Actor Tobin Bell had a long career spanning four decades, initially in uncredited roles in some of Hollywood's most memorable films like Tootise (1981) and Sophie's Choice (1982). It wasn't until he reached his big break in 1988's Mississippi Burning along with his memorable turn in the TV series The Equalizer that things really picked up for the venerable character actor. Whatever film or TV series needed his service, no matter the genre, Bell keeps leaving his indelible mark with his presence on screen. I spoke to the actor about his latest role in the family sci-fi thriller film as Frederick Munch in Let Us In; what intrigued him about the role, working with his younger co-stars, and dealing with the enduring legacy of the Saw franchise.
"I like Munch's House, and he has this wonderful house where he's going to meet with these two kids, and I like the texture of that," Bell said. "It took us aside from the kind of loner guy; then you get the fresh energy deals of two young kids. That makes it dramatic in and of its own right. This recluse of a guy with these innocent young kids, I liked that. I knew some of Craig Moss's work. I knew he was a very good director and producer who works really well with kids. So I had no doubt that he would hire some kids who could do the job. I had a window and could do it, I was on my way to Connecticut at the time to do another film, but I had like four days that I was able to stay and get this done. It was a confined schedule for me on this film, so it all fit."
Let Us In Synopsis and How It Appealed to Tobin Bell
Let Us In, based on an urban legend, follows a spirited 12-year-old girl and her best friend, who start investigating the sudden disappearances of several teens in their small town and realize that there might be something deeper happening. Bell feels the film, as an appropriately titled horror film, offers a gateway of sorts into the genre. "When I looked at the results of the film, I thought, 'Wow, this is something that some of these grandkids could watch for as long as they're not too young for the scares,'" he said. "It's more in the traditional vein of horror rather than the 2000s when we had the era of when things a lot more intense. So this is more interesting to me how many different levels there are for horror. I said 'gateway film' because it's a really good introduction. It's perfect for young adults and teens who don't have a lot of experience with horror, certainly with the kind of intense horror that is around these days. Kids are work with, and I had a chance to dive in with them. I was happy to do it. Actors act."
When it comes to the reputation Bell might have within the horror genre, and if he feels typecast, the actor responded that it's part of the job and the labels are on those who place them. "Determining what is something that's a particular genre or not," he said. "It's not my job. My job is somebody calls me and says, 'We want you to be in our film.' I look at the material. I see. 'Can I do something with this? Can I make this better? Is something interesting about it? Can I bring some humanity to this character?' That's all I do. I'm not worried or thinking about shaping some kind of image of myself.

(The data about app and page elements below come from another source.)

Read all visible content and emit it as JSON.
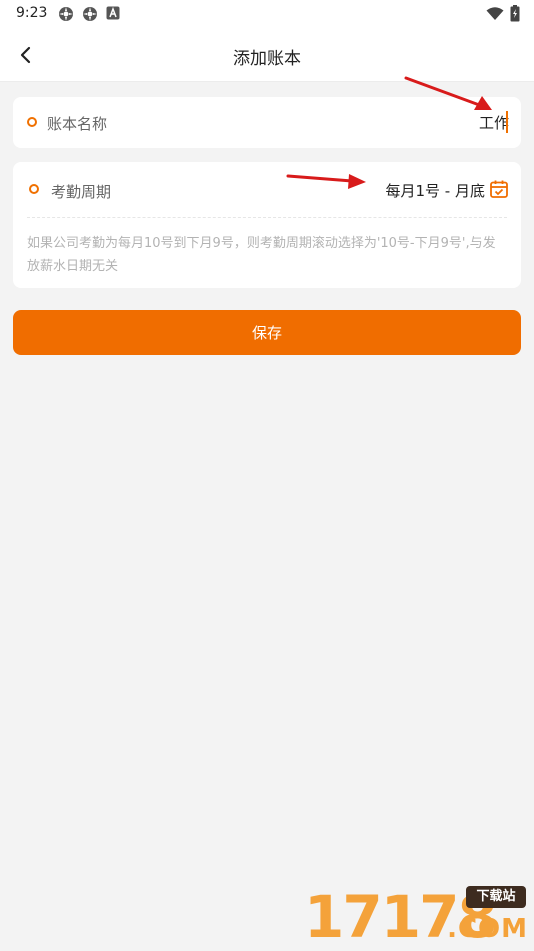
{
  "status_bar": {
    "time": "9:23",
    "icons_left": [
      "settings-gear-icon",
      "settings-gear-icon",
      "letter-a-icon"
    ],
    "icons_right": [
      "wifi-icon",
      "battery-charging-icon"
    ]
  },
  "header": {
    "title": "添加账本",
    "back_icon": "chevron-left-icon"
  },
  "form": {
    "name_field": {
      "label": "账本名称",
      "value": "工作"
    },
    "period_field": {
      "label": "考勤周期",
      "value": "每月1号 - 月底",
      "icon": "calendar-check-icon",
      "hint": "如果公司考勤为每月10号到下月9号，则考勤周期滚动选择为'10号-下月9号',与发放薪水日期无关"
    },
    "save_label": "保存"
  },
  "watermark": {
    "digits": "17178",
    "badge": "下载站",
    "suffix": ".COM"
  },
  "colors": {
    "accent": "#f06d00",
    "annotation_arrow": "#d81b1b",
    "background": "#f3f3f3"
  }
}
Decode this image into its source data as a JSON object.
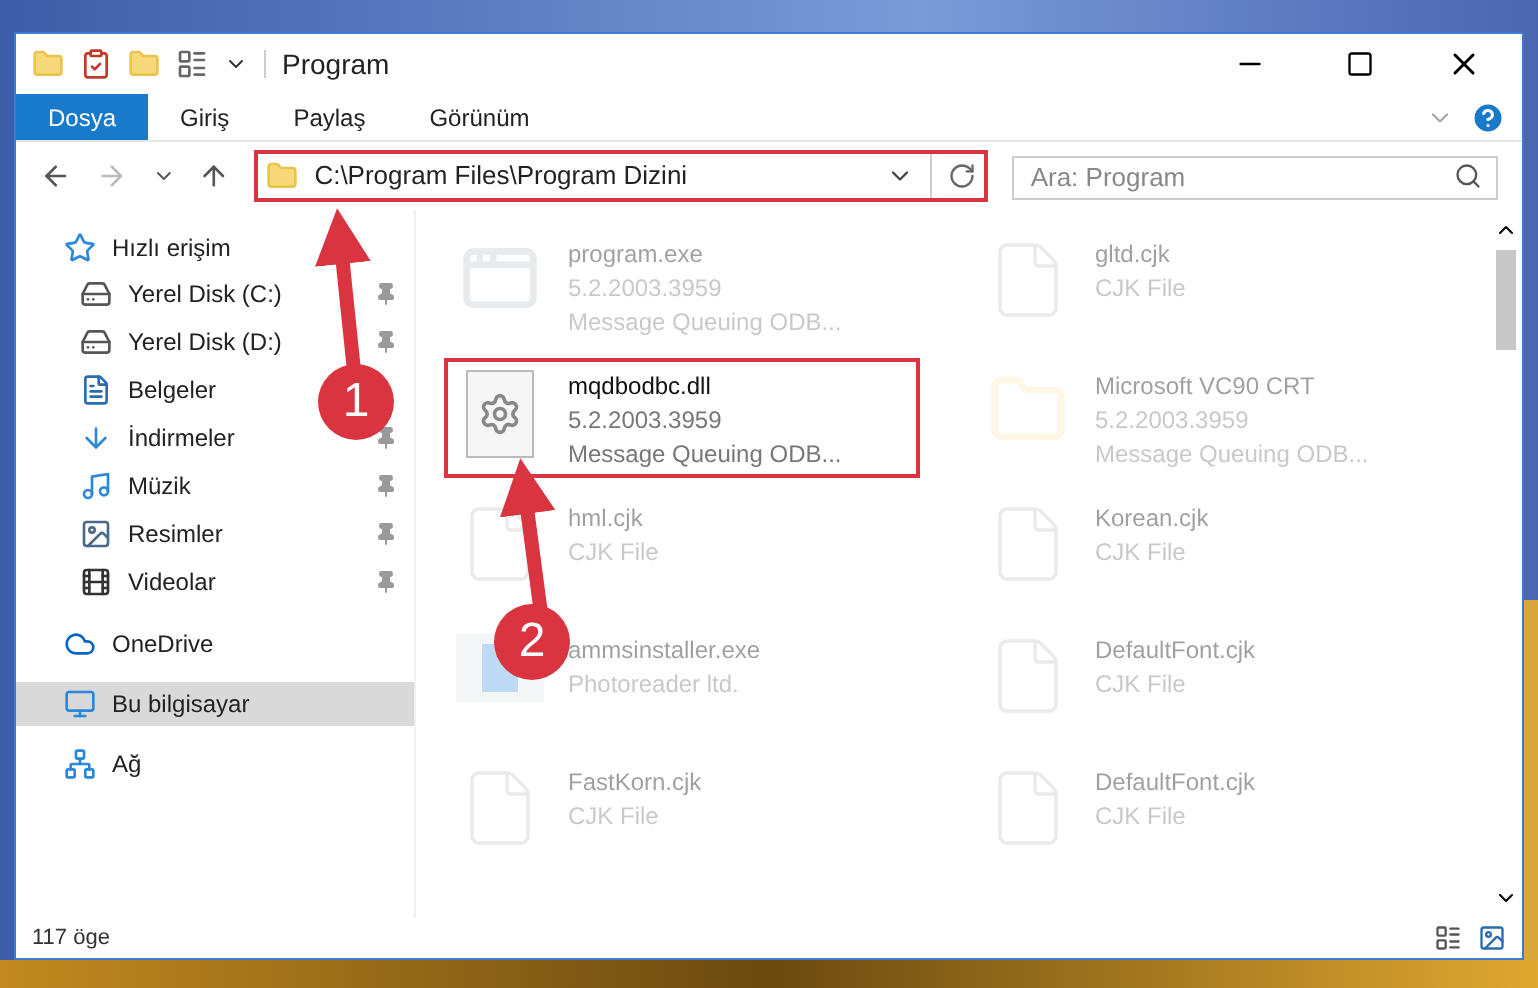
{
  "window": {
    "title": "Program"
  },
  "ribbon_tabs": [
    {
      "label": "Dosya",
      "selected": true
    },
    {
      "label": "Giriş",
      "selected": false
    },
    {
      "label": "Paylaş",
      "selected": false
    },
    {
      "label": "Görünüm",
      "selected": false
    }
  ],
  "address": {
    "path": "C:\\Program Files\\Program Dizini"
  },
  "search": {
    "placeholder": "Ara: Program"
  },
  "sidebar": {
    "items": [
      {
        "label": "Hızlı erişim",
        "kind": "star",
        "selected": false,
        "children": [
          {
            "label": "Yerel Disk (C:)",
            "kind": "drive",
            "pinned": true
          },
          {
            "label": "Yerel Disk (D:)",
            "kind": "drive",
            "pinned": true
          },
          {
            "label": "Belgeler",
            "kind": "doc",
            "pinned": false
          },
          {
            "label": "İndirmeler",
            "kind": "download",
            "pinned": true
          },
          {
            "label": "Müzik",
            "kind": "music",
            "pinned": true
          },
          {
            "label": "Resimler",
            "kind": "image",
            "pinned": true
          },
          {
            "label": "Videolar",
            "kind": "video",
            "pinned": true
          }
        ]
      },
      {
        "label": "OneDrive",
        "kind": "cloud",
        "selected": false
      },
      {
        "label": "Bu bilgisayar",
        "kind": "pc",
        "selected": true
      },
      {
        "label": "Ağ",
        "kind": "network",
        "selected": false
      }
    ]
  },
  "files": [
    {
      "name": "program.exe",
      "lines": [
        "5.2.2003.3959",
        "Message Queuing ODB..."
      ],
      "kind": "exe",
      "highlighted": false
    },
    {
      "name": "gltd.cjk",
      "lines": [
        "CJK File"
      ],
      "kind": "blank",
      "highlighted": false
    },
    {
      "name": "mqdbodbc.dll",
      "lines": [
        "5.2.2003.3959",
        "Message Queuing ODB..."
      ],
      "kind": "dll",
      "highlighted": true
    },
    {
      "name": "Microsoft VC90 CRT",
      "lines": [
        "5.2.2003.3959",
        "Message Queuing ODB..."
      ],
      "kind": "folder",
      "highlighted": false
    },
    {
      "name": "hml.cjk",
      "lines": [
        "CJK File"
      ],
      "kind": "blank",
      "highlighted": false
    },
    {
      "name": "Korean.cjk",
      "lines": [
        "CJK File"
      ],
      "kind": "blank",
      "highlighted": false
    },
    {
      "name": "ammsinstaller.exe",
      "lines": [
        "Photoreader ltd."
      ],
      "kind": "installer",
      "highlighted": false
    },
    {
      "name": "DefaultFont.cjk",
      "lines": [
        "CJK File"
      ],
      "kind": "blank",
      "highlighted": false
    },
    {
      "name": "FastKorn.cjk",
      "lines": [
        "CJK File"
      ],
      "kind": "blank",
      "highlighted": false
    },
    {
      "name": "DefaultFont.cjk",
      "lines": [
        "CJK File"
      ],
      "kind": "blank",
      "highlighted": false
    }
  ],
  "status_bar": {
    "count": "117 öge"
  },
  "annotations": [
    {
      "number": "1"
    },
    {
      "number": "2"
    }
  ]
}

That's for other people to do. I'm an actor. People call me and asked me to play a particular character if I think I can do it well." Bell references said humanity in another upcoming film he's in called A Father's Legacy, where he plays a man who tries to instill wisdom to his son, who's on the lamb.
Working with his younger co-stars like Makenzie Moss and O'Neill Monahan, it's the spontaneity he appreciates. "They were very connected. They were quite independent. I left it pretty much to Craig Moss, the director, to deal with that. Sometimes after a take, he would pull one of them aside and have a little chat with them, and they'd come back and do something different. I love this spontaneity, and you just never know what kids are going to do. They're impulsive, but the two that I was working with were amazing, real pros even at their early age."
With over 120 credits over the span of four decades, the Saw franchise is the one Bell is most associated with. Through nine films with its latest in 2021's Spiral, Bell's John Kramer is the original mastermind behind Jigsaw. The actor remains grateful for how much the franchise still resonates with fans. "Saw's been an amazing experience for me," he said. "I look forward to many more creative conversations about John Kramer, a.k.a. Jigsaw, and we are having those conversations as we speak. Meaning that there's just a lot of creative minds involved in the Saw franchise. I'm always in contact and talking with them, and we'll see what happens moving forward. One of the lessons of doing [the film] has been that I've been able to bring as much to it as I have in terms of the ripeness of the John Kramer character."
"[John's] a multi-level guy, and I really appreciate that," Bell explains. "Every character is different, and John Kramer's sort of came to life through his eyes, and that's why you become an actor to play guys like that. I'm not exactly sure what you're asking me with that question, but I have nothing but gratitude for the level of affection that fans have for the Saw films. I met fans by the thousands and thousands, and they're very devoted and appreciative of some of the themes of those films. I don't minimize that. When you become an artist, you become an artist to have an impact on the viewers, whether you're a painter or a musician or whatever it is. If something has an impact, then you're doing your job, and that's all I can ask." Samuel Goldwyn Films' Let Us In, which is written by Moss and Joe Callero, also stars Sadie Stanley, Heather Ann Gottlieb, Lauren Stamile, Sky Alexis, and Siena Agudong. The film comes on digital and on-demand on July 2nd.